What’s also created uncertainty is this: there’s no real rule on how counties can count when they face multiple measures and short time limits. Do they count the stuff that comes in first? Or the measures that come with the most possible signatures? Or the initiative that seems more broadly important? It’s not clear. State law sets the deadlines for how quickly counties must count signatures, but not how they do so.
There are two things to be done here. The first is to give counties some clarity, perhaps legislatively. A suggested rule of thumb: the initiative whose backers are first to submit should be counted first.
The second is a broader reform that the state should look at, for many reasons. Changing the calendar governing initiatives. California’s time limit of five-months for gathering signatures is far too short, given the hundreds of thousands of signatures required. It would be better to give people far more time – I’d say at least a year – to reduce the cost and make it easier for grass-roots organizations to use the process.

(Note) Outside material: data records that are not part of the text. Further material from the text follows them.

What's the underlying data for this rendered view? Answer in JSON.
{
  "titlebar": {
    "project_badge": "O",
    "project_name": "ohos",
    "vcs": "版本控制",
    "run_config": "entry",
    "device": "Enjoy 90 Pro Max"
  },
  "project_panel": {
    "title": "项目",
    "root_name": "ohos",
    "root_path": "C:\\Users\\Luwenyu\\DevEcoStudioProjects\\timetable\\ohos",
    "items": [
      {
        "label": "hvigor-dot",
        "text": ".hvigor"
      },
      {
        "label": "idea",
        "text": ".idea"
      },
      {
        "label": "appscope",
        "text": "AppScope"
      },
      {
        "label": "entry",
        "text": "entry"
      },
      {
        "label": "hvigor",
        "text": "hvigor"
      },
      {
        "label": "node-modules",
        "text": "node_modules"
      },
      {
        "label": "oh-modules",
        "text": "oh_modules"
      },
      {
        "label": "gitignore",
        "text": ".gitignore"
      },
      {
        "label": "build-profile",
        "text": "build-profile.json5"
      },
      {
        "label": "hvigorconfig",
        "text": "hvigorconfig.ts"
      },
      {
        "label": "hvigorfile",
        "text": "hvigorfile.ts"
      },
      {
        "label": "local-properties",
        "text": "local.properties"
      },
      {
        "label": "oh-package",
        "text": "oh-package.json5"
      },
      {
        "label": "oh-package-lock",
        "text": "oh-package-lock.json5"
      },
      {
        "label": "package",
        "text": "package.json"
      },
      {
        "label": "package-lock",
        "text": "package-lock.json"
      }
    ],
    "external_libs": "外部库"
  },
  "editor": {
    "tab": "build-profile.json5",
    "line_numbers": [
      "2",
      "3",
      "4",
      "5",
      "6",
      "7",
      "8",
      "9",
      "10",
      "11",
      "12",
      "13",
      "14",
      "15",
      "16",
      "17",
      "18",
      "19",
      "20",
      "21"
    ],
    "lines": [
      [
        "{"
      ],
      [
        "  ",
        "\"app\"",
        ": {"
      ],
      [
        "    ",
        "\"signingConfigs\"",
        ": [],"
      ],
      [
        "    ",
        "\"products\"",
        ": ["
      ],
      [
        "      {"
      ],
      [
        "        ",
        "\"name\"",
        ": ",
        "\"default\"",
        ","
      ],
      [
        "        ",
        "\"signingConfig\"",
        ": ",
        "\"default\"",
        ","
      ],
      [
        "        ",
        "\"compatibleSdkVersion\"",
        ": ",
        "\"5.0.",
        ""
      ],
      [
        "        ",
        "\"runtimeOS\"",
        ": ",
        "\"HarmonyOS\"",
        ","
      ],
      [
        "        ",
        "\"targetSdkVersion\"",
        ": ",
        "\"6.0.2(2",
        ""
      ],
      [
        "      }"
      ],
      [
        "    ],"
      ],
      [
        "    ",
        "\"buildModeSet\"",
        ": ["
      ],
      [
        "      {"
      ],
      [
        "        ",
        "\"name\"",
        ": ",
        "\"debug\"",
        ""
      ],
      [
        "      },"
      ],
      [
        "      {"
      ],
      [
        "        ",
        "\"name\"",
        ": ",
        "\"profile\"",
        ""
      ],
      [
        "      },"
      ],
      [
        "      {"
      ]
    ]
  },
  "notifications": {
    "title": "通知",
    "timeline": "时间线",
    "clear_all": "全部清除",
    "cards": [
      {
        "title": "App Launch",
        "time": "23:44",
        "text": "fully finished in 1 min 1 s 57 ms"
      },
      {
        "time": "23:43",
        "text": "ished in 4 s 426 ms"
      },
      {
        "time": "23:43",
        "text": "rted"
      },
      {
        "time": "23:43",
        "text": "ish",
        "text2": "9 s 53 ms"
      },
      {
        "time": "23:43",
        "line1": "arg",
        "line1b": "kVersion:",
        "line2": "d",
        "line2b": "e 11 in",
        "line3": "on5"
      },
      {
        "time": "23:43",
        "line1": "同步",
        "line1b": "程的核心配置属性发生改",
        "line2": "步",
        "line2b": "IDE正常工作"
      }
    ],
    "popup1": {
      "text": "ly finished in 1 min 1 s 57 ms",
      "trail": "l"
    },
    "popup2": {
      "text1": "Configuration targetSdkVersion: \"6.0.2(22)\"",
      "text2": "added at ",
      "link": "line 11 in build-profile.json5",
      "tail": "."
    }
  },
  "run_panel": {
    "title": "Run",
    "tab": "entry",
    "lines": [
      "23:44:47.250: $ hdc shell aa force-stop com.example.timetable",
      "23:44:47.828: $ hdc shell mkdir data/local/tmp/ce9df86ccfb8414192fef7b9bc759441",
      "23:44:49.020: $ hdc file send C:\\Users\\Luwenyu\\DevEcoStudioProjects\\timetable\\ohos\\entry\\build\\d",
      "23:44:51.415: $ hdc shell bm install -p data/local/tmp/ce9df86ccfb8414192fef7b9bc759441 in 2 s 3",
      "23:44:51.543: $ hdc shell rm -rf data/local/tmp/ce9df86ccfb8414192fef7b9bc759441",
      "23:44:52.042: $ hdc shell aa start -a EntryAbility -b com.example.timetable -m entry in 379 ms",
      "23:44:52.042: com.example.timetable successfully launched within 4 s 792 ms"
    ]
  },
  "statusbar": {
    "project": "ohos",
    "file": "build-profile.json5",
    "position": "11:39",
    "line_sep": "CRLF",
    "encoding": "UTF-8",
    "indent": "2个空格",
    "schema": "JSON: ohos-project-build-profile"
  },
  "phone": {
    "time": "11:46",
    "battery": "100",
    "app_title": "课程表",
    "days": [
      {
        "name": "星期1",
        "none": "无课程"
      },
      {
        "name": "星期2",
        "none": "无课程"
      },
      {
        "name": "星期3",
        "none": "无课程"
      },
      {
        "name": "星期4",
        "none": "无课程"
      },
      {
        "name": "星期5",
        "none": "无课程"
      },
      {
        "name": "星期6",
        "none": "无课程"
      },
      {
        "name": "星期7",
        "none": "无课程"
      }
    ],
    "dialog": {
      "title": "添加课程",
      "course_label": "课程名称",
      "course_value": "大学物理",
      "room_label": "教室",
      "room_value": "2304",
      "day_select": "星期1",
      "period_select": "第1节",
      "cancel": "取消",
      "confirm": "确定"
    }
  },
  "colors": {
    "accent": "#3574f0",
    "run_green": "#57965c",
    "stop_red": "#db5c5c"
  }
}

The state also might consider conducting initiative votes on a separate calendar from candidate elections, easing the burden on counties and reducing the lengths of ballots. A separate calendar might have more frequent votes on initiatives, so there’s less of a rush to put a half-dozen or a dozen measures all on the same ballot.